(Data excerpts begins)
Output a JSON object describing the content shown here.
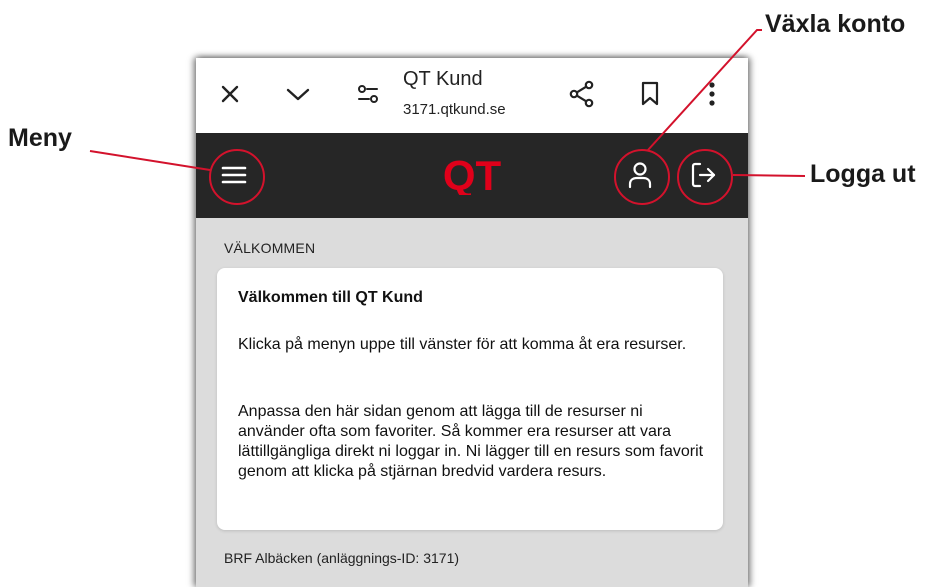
{
  "browser": {
    "title": "QT Kund",
    "url": "3171.qtkund.se",
    "icons": [
      "close-icon",
      "chevron-down-icon",
      "site-settings-icon",
      "share-icon",
      "bookmark-icon",
      "more-vert-icon"
    ]
  },
  "app": {
    "logo_text": "QT",
    "brand_color": "#e0001a",
    "header_color": "#262626",
    "icons": [
      "hamburger-menu-icon",
      "user-icon",
      "logout-icon"
    ]
  },
  "content": {
    "section_label": "VÄLKOMMEN",
    "card": {
      "title": "Välkommen till QT Kund",
      "paragraph1": "Klicka på menyn uppe till vänster för att komma åt era resurser.",
      "paragraph2": "Anpassa den här sidan genom att lägga till de resurser ni använder ofta som favoriter. Så kommer era resurser att vara lättillgängliga direkt ni loggar in. Ni lägger till en resurs som favorit genom att klicka på stjärnan bredvid vardera resurs."
    },
    "footer": "BRF Albäcken (anläggnings-ID: 3171)"
  },
  "annotations": {
    "menu": "Meny",
    "switch_account": "Växla konto",
    "logout": "Logga ut",
    "highlight_color": "#d3122c"
  }
}
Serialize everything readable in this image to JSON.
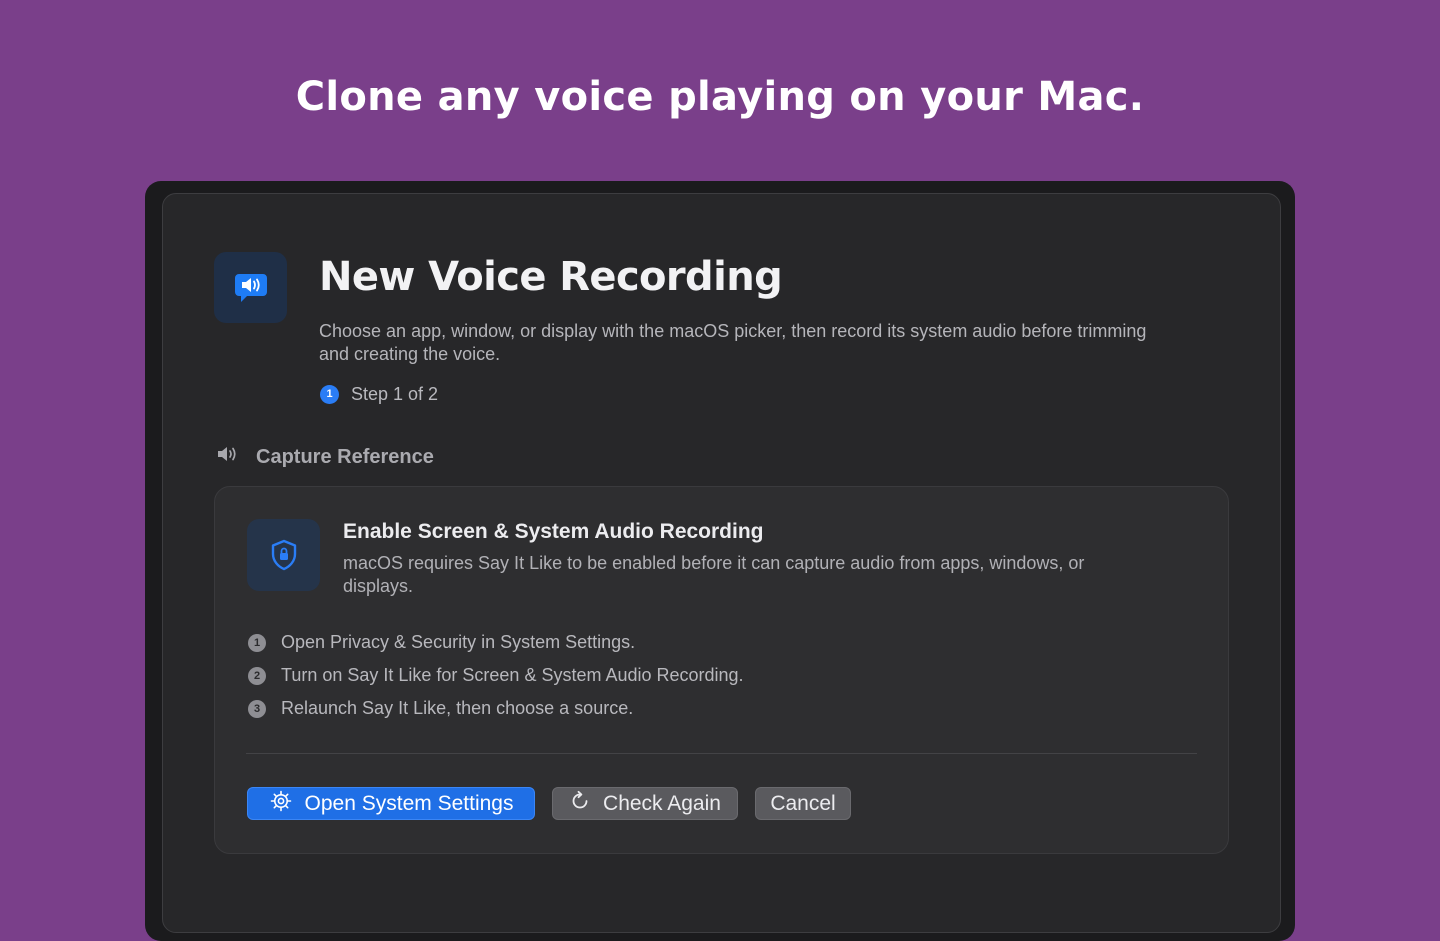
{
  "headline": "Clone any voice playing on your Mac.",
  "dialog": {
    "title": "New Voice Recording",
    "subtitle": "Choose an app, window, or display with the macOS picker, then record its system audio before trimming and creating the voice.",
    "step": {
      "number": "1",
      "label": "Step 1 of 2"
    }
  },
  "section": {
    "icon": "speaker-icon",
    "label": "Capture Reference"
  },
  "permission_card": {
    "icon": "lock-shield-icon",
    "title": "Enable Screen & System Audio Recording",
    "description": "macOS requires Say It Like to be enabled before it can capture audio from apps, windows, or displays.",
    "steps": [
      {
        "number": "1",
        "text": "Open Privacy & Security in System Settings."
      },
      {
        "number": "2",
        "text": "Turn on Say It Like for Screen & System Audio Recording."
      },
      {
        "number": "3",
        "text": "Relaunch Say It Like, then choose a source."
      }
    ]
  },
  "buttons": {
    "open_settings": "Open System Settings",
    "check_again": "Check Again",
    "cancel": "Cancel"
  },
  "colors": {
    "background": "#7a3f8a",
    "accent": "#1f6fe6",
    "window": "#272729",
    "card": "#2e2e30"
  }
}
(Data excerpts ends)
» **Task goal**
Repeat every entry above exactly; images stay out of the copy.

» **Expected output**
Output a JSON object describing the content shown here.
{
  "browser": {
    "title": "QT Kund",
    "url": "3171.qtkund.se",
    "icons": [
      "close-icon",
      "chevron-down-icon",
      "site-settings-icon",
      "share-icon",
      "bookmark-icon",
      "more-vert-icon"
    ]
  },
  "app": {
    "logo_text": "QT",
    "brand_color": "#e0001a",
    "header_color": "#262626",
    "icons": [
      "hamburger-menu-icon",
      "user-icon",
      "logout-icon"
    ]
  },
  "content": {
    "section_label": "VÄLKOMMEN",
    "card": {
      "title": "Välkommen till QT Kund",
      "paragraph1": "Klicka på menyn uppe till vänster för att komma åt era resurser.",
      "paragraph2": "Anpassa den här sidan genom att lägga till de resurser ni använder ofta som favoriter. Så kommer era resurser att vara lättillgängliga direkt ni loggar in. Ni lägger till en resurs som favorit genom att klicka på stjärnan bredvid vardera resurs."
    },
    "footer": "BRF Albäcken (anläggnings-ID: 3171)"
  },
  "annotations": {
    "menu": "Meny",
    "switch_account": "Växla konto",
    "logout": "Logga ut",
    "highlight_color": "#d3122c"
  }
}
Serialize everything readable in this image to JSON.
{
  "headline": "Clone any voice playing on your Mac.",
  "dialog": {
    "title": "New Voice Recording",
    "subtitle": "Choose an app, window, or display with the macOS picker, then record its system audio before trimming and creating the voice.",
    "step": {
      "number": "1",
      "label": "Step 1 of 2"
    }
  },
  "section": {
    "icon": "speaker-icon",
    "label": "Capture Reference"
  },
  "permission_card": {
    "icon": "lock-shield-icon",
    "title": "Enable Screen & System Audio Recording",
    "description": "macOS requires Say It Like to be enabled before it can capture audio from apps, windows, or displays.",
    "steps": [
      {
        "number": "1",
        "text": "Open Privacy & Security in System Settings."
      },
      {
        "number": "2",
        "text": "Turn on Say It Like for Screen & System Audio Recording."
      },
      {
        "number": "3",
        "text": "Relaunch Say It Like, then choose a source."
      }
    ]
  },
  "buttons": {
    "open_settings": "Open System Settings",
    "check_again": "Check Again",
    "cancel": "Cancel"
  },
  "colors": {
    "background": "#7a3f8a",
    "accent": "#1f6fe6",
    "window": "#272729",
    "card": "#2e2e30"
  }
}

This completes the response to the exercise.